08/08/2007 01:44 pm ET | Updated May 25, 2011

Many of you will know the legend of how the New York
Review of Books

was founded: there was a newspaper strike in New York
in 1963, and a bunch of scary smart friends decided
that if they couldn't read their Times Book Review,
they'd just have to start their own. And the New York
Review of Books
became the most important intellectual
journal in the country.

I have no such hopes for The New Haven Review of

which will have its debut at a publication party at
Labyrinth Books
in New Haven on Thursday night. But with ye olde
worlde wide webe, we might get as many readers as the
first copy of the New York Review did, 44
years ago.

There's no newspaper strike in New Haven. In fact,
there's barely even a newspaper, now that the the New
Haven Register

has had its news staff slashed worse than a screaming
chick in a horror movie. (It regularly gets scooped by
the online-only New Haven Independent, with its staff of three paid reporters and a bunch of
volunteers, like me.) No, the impetus for the New
Haven Review of Books
was only that we have a lot of
terrific writers around these parts, and by coming
together we could make two important statements.

First, in an age of shrinking book-review holes in
newspapers, we're going to have to find new ways to
get the word out about great books. Some of those ways
will be local, and small in scale. We may never
publish another issue of the New Haven Review (our
motto is "Published Annually at Most"), but by just
publishing once, we've made a statement in support of
literary culture. Wouldn't it be cool if other small-
and medium-sized towns -- Austin, Des Moines, Albany,
etc. -- decided they wanted local book reviews, too?
Maybe such reviews would feature local writers doing
the reviewing, the way ours does, or maybe they would
feature reviews of books by local authors. Either way,
they would be reminders that major urban publications
do not have to be the sole instruments for book

And that leads us to the second statement that even
one issue of a small, local book review makes: there
are writers everywhere. Just here in New Haven and the
surrounding towns we managed to round up Alice
, Bruce Shapiro,
Debby Applegate, Deirdre Bair,
Jim Sleeper, Amy Bloom,
and a couple dozen other greats. Many of us have never
even met one another. We don't have a literary "scene"
in this modest city; there is no cocktail-party
circuit. But there are writers. (Indeed, I argue
that medium-sized towns may be more conducive to
literary production that big cities.)

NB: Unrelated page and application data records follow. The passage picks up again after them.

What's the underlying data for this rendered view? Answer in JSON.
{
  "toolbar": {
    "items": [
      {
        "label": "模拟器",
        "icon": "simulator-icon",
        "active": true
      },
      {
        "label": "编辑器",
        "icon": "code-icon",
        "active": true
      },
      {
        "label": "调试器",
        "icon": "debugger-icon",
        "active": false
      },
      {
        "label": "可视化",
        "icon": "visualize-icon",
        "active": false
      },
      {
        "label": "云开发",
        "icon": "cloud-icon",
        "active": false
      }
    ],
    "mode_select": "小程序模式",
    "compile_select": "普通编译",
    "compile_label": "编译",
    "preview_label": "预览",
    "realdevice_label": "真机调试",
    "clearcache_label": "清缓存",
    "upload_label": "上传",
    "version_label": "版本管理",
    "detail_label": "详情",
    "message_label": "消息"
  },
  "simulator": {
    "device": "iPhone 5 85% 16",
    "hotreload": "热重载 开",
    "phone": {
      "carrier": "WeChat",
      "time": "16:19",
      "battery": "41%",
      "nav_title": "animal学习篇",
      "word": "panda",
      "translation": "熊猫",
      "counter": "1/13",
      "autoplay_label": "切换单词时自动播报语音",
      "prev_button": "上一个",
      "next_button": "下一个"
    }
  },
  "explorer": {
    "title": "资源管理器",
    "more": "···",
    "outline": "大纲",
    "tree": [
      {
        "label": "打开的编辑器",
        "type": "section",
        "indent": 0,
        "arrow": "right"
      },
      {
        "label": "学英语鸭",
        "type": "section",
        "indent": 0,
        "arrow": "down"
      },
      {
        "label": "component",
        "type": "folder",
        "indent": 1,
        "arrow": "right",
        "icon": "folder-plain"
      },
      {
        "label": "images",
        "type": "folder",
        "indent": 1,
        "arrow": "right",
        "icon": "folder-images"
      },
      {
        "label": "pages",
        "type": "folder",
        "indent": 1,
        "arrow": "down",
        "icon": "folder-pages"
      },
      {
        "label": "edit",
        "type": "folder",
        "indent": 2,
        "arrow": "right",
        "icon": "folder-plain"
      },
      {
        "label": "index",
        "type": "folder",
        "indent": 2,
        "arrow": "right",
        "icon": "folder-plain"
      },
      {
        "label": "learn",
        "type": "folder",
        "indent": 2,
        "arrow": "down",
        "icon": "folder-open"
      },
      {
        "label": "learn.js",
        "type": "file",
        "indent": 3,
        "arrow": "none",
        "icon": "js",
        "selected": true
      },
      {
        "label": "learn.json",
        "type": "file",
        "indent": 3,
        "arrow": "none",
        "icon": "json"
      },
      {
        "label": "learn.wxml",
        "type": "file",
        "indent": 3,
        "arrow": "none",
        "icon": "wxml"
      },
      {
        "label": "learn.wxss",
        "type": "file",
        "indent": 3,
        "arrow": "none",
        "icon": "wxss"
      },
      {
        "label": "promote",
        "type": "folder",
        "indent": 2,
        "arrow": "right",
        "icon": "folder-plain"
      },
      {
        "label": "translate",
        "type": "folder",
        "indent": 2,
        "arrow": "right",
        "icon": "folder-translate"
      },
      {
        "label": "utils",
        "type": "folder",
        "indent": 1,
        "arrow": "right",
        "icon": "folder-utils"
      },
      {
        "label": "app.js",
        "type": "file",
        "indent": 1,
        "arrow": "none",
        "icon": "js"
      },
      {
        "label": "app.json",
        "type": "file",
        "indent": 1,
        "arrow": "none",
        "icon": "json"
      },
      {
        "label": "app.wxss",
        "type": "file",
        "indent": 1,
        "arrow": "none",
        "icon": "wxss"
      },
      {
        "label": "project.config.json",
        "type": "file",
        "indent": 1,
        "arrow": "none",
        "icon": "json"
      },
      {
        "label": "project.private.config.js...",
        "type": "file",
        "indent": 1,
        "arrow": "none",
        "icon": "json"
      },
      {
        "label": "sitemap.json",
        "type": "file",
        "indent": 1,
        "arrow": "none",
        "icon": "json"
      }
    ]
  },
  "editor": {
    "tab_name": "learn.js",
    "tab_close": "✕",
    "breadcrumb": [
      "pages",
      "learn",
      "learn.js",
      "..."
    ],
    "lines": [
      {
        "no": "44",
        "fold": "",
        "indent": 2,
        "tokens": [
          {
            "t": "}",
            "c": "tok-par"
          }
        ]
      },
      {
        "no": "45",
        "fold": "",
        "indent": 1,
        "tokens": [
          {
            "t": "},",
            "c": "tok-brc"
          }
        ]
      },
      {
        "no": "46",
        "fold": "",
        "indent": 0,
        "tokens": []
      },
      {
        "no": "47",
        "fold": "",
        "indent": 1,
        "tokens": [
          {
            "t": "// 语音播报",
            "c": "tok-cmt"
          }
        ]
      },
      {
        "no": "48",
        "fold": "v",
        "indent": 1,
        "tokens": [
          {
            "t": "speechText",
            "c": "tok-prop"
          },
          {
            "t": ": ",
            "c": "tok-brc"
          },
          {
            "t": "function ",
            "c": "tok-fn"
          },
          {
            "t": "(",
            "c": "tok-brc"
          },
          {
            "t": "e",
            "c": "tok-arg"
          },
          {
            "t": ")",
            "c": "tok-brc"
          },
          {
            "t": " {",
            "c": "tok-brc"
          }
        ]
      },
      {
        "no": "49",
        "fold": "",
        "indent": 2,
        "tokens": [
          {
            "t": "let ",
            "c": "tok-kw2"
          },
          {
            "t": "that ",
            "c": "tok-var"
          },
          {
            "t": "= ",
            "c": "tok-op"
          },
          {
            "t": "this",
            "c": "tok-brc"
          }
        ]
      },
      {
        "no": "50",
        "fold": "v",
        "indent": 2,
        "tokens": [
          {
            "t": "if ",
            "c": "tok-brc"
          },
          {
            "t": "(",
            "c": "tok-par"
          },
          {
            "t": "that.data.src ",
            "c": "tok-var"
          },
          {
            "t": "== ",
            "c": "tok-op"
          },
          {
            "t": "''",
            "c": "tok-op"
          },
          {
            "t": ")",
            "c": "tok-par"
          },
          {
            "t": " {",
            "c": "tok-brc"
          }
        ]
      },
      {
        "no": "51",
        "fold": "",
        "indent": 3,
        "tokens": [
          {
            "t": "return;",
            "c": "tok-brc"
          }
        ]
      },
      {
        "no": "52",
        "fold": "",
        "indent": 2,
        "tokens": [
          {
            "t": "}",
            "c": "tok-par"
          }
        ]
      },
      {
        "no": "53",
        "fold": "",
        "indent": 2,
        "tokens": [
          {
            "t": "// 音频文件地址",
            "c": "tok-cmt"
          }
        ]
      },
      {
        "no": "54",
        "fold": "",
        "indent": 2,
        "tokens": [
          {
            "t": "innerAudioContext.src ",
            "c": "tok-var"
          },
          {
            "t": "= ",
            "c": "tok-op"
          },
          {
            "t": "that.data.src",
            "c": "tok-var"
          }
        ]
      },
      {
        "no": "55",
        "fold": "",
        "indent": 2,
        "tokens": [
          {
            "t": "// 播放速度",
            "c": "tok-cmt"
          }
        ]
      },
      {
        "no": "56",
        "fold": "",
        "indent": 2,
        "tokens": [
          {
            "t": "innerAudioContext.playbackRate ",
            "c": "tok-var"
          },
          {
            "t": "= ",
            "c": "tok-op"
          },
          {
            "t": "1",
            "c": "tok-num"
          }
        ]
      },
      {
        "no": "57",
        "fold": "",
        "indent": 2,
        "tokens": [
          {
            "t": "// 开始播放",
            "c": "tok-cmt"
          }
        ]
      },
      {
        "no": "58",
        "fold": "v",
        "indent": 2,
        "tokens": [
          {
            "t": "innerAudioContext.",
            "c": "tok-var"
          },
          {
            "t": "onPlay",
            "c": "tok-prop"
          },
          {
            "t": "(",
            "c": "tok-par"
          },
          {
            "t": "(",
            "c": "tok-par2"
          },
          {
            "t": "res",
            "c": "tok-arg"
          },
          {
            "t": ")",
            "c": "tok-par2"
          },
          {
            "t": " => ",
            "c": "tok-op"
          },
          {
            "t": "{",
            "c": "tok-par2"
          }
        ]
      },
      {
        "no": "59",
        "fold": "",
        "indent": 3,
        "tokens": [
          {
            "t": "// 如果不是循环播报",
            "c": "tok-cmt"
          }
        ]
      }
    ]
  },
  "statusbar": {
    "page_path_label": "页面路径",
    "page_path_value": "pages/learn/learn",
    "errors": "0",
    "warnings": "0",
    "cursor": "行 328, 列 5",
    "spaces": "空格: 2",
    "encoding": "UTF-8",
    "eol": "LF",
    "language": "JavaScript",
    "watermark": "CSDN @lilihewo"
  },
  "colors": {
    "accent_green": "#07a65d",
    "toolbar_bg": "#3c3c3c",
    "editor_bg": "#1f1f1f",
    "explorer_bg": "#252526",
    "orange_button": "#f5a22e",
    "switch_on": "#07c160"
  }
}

This model won't replace the big-city, big-time book
reviews; we still need them. And unless some angel
comes along to fund another issue, this may be the
last you hear of the New Haven Review of Books. But
we're in an age of renewed attention to localism and
regionalism, and book reviews -- like farmers'
markets, or even local currencies
-- can do their part.